[Component data from apps and pages]

·····

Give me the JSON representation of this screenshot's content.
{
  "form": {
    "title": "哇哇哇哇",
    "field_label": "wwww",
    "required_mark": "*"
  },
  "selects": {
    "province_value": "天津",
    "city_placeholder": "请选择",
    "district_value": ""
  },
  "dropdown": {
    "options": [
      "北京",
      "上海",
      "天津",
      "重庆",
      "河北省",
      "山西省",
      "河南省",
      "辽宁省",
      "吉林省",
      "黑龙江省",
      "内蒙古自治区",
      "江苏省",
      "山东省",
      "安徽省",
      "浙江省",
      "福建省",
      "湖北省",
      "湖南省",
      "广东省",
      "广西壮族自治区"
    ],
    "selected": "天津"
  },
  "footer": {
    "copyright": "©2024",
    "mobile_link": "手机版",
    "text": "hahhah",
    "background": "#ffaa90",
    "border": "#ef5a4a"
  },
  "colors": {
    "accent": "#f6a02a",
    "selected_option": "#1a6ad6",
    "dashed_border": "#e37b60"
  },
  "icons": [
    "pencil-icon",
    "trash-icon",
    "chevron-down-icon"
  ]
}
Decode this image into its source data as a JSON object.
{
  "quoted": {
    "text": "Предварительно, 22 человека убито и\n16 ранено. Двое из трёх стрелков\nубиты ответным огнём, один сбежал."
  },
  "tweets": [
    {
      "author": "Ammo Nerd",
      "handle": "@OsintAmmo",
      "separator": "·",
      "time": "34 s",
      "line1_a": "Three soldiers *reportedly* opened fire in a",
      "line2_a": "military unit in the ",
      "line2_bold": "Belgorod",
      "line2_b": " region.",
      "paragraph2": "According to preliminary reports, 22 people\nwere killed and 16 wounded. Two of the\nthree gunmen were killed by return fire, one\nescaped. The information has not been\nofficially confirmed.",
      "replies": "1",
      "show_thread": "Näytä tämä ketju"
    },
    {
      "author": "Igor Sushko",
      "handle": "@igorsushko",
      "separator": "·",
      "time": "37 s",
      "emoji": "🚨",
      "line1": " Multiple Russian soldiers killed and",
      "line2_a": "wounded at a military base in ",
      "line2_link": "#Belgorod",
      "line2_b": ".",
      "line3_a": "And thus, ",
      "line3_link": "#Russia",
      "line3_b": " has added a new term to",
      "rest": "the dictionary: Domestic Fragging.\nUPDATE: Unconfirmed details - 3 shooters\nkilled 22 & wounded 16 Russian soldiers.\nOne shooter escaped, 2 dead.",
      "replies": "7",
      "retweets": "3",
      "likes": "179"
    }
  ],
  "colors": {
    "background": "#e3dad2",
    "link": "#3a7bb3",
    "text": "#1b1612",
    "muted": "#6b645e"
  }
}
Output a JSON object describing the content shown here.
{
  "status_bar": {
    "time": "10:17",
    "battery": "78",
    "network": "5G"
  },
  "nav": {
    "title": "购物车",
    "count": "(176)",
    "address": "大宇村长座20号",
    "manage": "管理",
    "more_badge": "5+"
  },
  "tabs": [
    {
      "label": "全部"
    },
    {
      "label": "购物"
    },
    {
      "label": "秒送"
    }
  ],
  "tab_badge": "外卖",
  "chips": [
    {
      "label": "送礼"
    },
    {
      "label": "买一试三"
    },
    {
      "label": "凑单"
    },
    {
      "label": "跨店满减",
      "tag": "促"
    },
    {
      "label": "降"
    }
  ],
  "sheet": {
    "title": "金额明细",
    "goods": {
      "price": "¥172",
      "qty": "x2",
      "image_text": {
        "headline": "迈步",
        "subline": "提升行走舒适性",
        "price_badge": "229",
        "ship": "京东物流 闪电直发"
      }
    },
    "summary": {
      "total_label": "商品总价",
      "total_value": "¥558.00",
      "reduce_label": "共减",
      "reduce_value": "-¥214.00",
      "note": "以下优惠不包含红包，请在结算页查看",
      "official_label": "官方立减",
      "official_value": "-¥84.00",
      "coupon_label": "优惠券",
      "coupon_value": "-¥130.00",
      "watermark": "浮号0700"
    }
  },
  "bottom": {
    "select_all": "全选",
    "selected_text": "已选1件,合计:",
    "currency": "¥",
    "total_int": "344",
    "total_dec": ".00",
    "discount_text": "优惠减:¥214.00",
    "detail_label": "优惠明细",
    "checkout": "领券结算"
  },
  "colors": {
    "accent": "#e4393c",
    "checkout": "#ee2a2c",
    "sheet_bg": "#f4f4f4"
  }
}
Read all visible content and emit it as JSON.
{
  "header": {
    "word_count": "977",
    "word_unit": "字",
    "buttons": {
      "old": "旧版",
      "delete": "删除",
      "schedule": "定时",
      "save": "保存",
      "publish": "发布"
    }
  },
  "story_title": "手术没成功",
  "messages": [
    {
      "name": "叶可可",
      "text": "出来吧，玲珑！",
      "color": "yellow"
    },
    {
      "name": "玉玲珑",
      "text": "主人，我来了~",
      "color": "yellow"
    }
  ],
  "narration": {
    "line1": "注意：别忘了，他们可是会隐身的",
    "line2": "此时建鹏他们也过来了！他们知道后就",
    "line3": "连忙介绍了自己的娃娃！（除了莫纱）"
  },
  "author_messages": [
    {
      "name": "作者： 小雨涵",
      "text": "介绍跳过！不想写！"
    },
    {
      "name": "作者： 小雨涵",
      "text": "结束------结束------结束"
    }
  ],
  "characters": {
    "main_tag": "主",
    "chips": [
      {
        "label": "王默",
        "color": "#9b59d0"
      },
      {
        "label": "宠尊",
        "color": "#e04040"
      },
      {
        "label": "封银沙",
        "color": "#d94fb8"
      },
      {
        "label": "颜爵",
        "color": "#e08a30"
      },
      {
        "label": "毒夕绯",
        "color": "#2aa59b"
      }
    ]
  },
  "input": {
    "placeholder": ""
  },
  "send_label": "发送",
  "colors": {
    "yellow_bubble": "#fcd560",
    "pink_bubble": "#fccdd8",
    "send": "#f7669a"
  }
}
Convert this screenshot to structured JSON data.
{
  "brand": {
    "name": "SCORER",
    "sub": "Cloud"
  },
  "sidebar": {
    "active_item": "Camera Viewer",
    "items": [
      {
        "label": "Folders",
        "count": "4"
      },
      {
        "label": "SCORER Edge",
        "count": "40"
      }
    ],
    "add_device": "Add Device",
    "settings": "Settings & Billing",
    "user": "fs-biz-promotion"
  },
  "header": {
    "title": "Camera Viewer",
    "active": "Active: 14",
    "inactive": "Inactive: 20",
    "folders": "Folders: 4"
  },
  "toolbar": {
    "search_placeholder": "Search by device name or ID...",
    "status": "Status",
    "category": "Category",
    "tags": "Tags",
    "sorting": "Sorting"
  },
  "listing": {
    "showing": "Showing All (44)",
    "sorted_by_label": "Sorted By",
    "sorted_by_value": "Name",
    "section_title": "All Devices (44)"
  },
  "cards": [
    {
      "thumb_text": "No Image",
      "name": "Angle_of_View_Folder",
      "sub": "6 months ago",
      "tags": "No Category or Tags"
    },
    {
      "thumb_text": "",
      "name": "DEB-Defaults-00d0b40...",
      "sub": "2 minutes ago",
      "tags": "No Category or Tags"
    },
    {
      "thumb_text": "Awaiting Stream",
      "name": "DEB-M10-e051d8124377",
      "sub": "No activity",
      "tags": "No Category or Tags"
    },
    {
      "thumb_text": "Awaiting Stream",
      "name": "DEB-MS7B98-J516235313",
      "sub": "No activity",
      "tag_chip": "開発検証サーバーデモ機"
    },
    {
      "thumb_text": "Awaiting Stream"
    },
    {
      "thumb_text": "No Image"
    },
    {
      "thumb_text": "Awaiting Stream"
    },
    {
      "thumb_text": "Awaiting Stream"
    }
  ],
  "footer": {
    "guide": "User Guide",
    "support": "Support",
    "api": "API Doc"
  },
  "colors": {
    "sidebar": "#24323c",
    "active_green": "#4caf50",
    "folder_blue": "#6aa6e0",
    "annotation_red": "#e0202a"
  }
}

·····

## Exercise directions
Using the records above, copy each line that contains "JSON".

## Task answer
Give me the JSON representation of this screenshot's content.
Decode this image into its source data as a JSON object.
Output a JSON object describing the content shown here.
Read all visible content and emit it as JSON.
Convert this screenshot to structured JSON data.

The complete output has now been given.